WestJEM – the Western Journal of Emergency Medicine: Integrating Emergency Care with Population Health – gets ten times the submissions that it got a decade ago. In 2008 it averaged about 2,000 combined article views and downloads per month; by 2015 that number had climbed to 130,000. Without the support of a large publisher, and charging a modest $400 article processing fee, the journal’s resources are limited. So what’s the secret to its success? Well, it doesn’t hurt to fill a need in an active and growing field – or to have a hard-working board of editors thinking about savvy strategies to build connections with professional organizations and academic departments. But one crucial piece that cannot be overlooked, according to Mark Langdorf, Editor-in-Chief and UC Irvine Professor of Clinical Emergency Medicine, is getting indexed – and finding the right resources to help make that happen. (more…)
This week UC Libraries join other organizations around the world in celebrating Fair Use Week, which honors the important doctrines of fair use in the United States and fair dealing in Canada and other jurisdictions. It’s a great time to learn about all the ways in which this important exception to the rights of copyright holders enhances our lives both inside and outside the university. (more…)
In November 2015, the editorial board of Lingua, a linguistics journal published by Elsevier, resigned en masse to begin a new open access journal, Glossa. The decision followed a series of disagreements with the publisher which are discussed in this post on Language Log. Several UC linguistics faculty have now issued a statement declaring their support for the new journal and urging their colleagues and the UC libraries to no longer support Lingua. In response, the UC libraries have informed Elsevier that they wish to cancel their subscription to Lingua.

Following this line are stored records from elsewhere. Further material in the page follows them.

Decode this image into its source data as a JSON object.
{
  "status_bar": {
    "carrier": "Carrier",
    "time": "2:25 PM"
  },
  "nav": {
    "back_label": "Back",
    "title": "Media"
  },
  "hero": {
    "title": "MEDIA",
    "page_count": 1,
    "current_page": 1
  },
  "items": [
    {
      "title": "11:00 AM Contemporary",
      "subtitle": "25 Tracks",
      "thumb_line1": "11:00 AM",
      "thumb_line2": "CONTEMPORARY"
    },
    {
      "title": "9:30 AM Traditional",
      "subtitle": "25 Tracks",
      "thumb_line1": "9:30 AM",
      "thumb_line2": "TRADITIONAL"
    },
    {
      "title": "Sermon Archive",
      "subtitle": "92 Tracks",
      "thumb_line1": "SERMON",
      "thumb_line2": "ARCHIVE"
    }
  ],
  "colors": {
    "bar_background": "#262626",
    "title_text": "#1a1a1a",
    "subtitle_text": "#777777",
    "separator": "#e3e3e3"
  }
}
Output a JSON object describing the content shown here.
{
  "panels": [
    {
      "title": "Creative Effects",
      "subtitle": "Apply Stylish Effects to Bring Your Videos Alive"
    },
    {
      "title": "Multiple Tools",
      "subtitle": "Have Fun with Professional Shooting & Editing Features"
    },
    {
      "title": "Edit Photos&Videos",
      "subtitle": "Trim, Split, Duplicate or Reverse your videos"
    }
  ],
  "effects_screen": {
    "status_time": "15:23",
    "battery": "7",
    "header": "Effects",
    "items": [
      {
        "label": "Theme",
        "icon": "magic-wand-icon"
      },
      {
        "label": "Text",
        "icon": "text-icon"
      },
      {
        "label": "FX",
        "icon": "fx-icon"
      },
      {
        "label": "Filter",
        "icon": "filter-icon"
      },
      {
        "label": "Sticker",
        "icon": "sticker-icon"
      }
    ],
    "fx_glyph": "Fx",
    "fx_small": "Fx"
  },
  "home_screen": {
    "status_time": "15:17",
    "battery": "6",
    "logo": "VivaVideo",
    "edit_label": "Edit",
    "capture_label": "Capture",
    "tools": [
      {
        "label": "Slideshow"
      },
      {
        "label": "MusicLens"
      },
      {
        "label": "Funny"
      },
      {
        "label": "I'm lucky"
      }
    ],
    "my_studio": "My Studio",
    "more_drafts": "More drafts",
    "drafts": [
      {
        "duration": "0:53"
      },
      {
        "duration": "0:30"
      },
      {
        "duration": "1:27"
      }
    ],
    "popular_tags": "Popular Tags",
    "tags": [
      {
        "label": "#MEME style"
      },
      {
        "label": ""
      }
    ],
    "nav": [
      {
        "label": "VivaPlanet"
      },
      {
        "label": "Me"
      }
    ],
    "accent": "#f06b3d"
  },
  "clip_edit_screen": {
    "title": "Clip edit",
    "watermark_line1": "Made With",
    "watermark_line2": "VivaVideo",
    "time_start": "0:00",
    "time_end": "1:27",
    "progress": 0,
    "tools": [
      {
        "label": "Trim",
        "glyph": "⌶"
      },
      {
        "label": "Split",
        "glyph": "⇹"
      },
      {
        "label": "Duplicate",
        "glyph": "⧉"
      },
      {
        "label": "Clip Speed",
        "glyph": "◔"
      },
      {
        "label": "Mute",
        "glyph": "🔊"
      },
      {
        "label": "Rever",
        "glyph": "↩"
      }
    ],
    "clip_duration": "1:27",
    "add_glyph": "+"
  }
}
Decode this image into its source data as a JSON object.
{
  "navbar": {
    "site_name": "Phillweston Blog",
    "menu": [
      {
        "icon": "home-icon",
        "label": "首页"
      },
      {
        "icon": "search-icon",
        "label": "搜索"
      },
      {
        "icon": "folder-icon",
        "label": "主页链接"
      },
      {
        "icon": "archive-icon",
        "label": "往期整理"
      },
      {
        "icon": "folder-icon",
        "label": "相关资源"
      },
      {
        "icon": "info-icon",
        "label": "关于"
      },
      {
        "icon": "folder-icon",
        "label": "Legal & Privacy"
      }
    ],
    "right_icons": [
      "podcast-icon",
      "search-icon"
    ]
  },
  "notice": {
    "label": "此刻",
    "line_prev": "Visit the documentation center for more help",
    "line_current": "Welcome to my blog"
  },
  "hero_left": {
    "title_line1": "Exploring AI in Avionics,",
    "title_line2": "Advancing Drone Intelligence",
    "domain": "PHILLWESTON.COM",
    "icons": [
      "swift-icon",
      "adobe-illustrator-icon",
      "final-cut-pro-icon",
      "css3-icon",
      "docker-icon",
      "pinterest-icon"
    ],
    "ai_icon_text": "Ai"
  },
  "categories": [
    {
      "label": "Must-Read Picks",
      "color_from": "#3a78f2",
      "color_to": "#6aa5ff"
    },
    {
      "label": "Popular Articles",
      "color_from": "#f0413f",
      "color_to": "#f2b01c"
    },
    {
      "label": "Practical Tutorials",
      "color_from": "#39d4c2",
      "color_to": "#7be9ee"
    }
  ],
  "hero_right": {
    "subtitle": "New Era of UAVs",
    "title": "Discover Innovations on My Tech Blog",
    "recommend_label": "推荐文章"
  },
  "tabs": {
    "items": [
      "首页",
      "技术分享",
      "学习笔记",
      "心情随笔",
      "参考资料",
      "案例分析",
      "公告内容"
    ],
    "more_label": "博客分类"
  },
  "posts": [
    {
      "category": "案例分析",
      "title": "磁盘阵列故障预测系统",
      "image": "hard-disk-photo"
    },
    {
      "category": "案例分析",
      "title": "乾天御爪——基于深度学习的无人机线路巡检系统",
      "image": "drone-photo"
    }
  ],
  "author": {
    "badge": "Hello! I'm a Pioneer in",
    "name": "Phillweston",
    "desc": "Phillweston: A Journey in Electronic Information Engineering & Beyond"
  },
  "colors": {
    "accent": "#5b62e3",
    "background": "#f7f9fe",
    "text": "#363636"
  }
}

“The UC Linguistics faculty statement of support for Glossa reflects our conviction that the value of a journal lies in the efforts of the authors, reviewers, and editors responsible for creating and vetting the content that the journal publishes,” says Eric Bakovic, UC San Diego linguistics professor and chair of the Academic Senate’s University Committee on Library and Scholarly Communication (UCOLASC). “In the move from Lingua to Glossa, all of these critical elements remain the same — therefore, Glossa is what Lingua was, except now better because it is now a fair open access journal. Elsevier insists on keeping the Lingua name for what is effectively a brand-new journal, with none of the same critical elements, which means that they believe that the value of a journal lies in its name and its publisher. Our aim is to prove them wrong.” (more…)